Whilst selenium is not itself a primary co-factor in collagen synthesis, it indirectly influences collagen metabolism and connective tissue health through its role as a component in selenoproteins, which help to maintain a healthy environment for cells within tissues by their roles as antioxidants – mopping up free radicals to protect against tissue damage and collagen degredation. 

Dietary sources of Selenium include : brazil nuts, cashews, eggs, sunflower seeds, chicken, beef, fish, spinach, mushrooms, liver, baked beans!


Silica is an essential trace mineral predominantly known for its involvement in maintaining bone density. Recent research, however, suggests that silica is also a key ingredient in collagen and elastin production in the skin too where it acts as a glue, holding the fibres together. The exact mechanism is not yet fully understood but it is thought to play a role in the deposition of collagen within the extracellular matrix and to contribute to the cross-linking of collagen fibres there, resulting in enhanced tissue strength. 

Silica deficiency is known to result in premature ageing or the skin, hair and nails and loss of tissue elasticity. 

Food sources include green beans, bananas, brown rice. 

ZENii Fusion contains 7mg of silica (as silicone dioxide) around 50% RDA.


Hyaluronic Acid

I couldn’t discuss collagen supplements and co-factors without giving Hyaluronic Acid (HA) a mention. 

Whilst HA isn’t directly involved in collagen synthesis itself, it plays an essential role in supporting and organising collagen and overall tissue health within the extracellular matrix. 

HA has multiple functions, including moisture-retaining properties, tissue support, it is involved in cell migration to areas requiring repair and it is also anti-inflammatory.
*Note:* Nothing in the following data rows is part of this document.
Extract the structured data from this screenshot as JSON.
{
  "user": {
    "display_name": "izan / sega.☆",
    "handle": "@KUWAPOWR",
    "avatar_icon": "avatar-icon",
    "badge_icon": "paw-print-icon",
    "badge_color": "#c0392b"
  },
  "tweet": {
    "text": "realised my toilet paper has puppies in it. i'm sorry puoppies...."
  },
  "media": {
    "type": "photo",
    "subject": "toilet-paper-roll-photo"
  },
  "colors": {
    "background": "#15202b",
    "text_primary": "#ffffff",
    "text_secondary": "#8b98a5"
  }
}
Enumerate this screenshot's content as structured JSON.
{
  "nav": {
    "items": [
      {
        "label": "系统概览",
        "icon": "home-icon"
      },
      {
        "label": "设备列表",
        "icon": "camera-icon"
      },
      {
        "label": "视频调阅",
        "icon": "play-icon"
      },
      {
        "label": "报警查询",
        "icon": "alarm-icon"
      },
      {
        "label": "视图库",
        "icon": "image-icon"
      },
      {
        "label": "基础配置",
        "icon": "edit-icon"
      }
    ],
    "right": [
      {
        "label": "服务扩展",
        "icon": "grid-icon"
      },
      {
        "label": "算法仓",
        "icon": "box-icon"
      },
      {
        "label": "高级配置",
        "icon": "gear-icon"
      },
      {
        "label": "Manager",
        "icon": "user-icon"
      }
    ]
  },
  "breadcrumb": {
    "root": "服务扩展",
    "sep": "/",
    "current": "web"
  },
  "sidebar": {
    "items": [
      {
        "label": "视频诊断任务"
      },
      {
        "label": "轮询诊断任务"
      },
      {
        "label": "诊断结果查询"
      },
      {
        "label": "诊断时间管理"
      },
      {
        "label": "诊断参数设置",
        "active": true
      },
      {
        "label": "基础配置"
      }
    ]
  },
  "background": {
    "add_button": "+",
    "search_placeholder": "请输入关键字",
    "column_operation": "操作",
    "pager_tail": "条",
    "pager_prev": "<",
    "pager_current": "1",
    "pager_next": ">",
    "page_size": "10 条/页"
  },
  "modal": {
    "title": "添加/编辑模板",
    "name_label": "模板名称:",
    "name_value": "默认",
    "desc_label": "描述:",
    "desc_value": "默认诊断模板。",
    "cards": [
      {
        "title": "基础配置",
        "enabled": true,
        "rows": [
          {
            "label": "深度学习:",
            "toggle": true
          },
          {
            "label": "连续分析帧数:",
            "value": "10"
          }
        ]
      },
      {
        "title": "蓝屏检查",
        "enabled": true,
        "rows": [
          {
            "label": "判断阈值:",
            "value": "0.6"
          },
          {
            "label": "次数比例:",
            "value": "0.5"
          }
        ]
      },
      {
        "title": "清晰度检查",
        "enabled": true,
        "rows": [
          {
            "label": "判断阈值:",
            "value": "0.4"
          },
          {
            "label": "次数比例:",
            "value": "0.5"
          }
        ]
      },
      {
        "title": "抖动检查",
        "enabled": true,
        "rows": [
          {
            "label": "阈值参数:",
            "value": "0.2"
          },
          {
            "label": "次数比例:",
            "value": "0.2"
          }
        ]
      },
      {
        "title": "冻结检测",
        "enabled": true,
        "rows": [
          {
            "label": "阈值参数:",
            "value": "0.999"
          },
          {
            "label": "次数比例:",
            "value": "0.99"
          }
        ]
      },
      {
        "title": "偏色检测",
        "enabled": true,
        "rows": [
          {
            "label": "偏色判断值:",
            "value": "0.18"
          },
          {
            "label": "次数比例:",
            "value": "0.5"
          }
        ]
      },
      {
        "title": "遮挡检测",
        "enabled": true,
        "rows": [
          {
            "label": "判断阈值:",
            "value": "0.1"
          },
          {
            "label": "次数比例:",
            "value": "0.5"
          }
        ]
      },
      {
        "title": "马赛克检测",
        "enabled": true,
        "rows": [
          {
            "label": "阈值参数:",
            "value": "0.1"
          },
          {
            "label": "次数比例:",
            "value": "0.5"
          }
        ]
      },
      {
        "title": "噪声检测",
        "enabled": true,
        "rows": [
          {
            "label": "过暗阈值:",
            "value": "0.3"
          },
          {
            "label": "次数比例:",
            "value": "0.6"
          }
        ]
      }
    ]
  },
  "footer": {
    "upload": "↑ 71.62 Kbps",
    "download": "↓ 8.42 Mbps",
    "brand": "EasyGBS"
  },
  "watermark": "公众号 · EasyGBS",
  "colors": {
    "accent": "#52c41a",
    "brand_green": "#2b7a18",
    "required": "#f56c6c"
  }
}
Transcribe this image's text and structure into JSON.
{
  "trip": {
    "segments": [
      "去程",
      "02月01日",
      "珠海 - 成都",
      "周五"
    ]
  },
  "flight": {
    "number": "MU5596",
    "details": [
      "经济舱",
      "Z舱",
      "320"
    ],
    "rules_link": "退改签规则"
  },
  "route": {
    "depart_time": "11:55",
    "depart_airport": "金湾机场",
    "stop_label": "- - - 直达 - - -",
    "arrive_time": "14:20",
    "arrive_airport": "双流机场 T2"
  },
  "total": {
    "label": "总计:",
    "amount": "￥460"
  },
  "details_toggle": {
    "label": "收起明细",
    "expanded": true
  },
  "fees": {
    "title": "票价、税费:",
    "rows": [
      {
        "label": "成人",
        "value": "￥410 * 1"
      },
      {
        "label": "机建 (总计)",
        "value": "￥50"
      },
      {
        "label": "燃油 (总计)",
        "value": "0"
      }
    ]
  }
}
It is a key component in creating an environment for collagen-producing cells to function and in the maintenance of collagen structure and function.  

Clinical studies have shown that 105mg daily of Hyaluronic Acid taken orally can result in improvements in hydration and elasticity of the skin. 

Dietary sources rich in hyaluronic acid include bone broth, as well as starchy root vegetables, citrus fruits, leafy green veg and seeds and nuts.

ZENii Fusion contains 150mg of Hyaluronic acid. 



Collagen synthesis is a complex process and is dependent on multiple co-factors and as well as a suitable environment. This is by no means an exhaustive or comprehensive walk-through of all the chemicals involved or of all the details in the chemical process, but I hope it has served as a useful and interesting summary of some of the most important ones. 

As always, it is advisable to consult with a healthcare professional or nutritionist before making any significant changes to your diet or supplement regimen, and a balanced, nutritious diet is recommended for optimal overall health and wellbeing.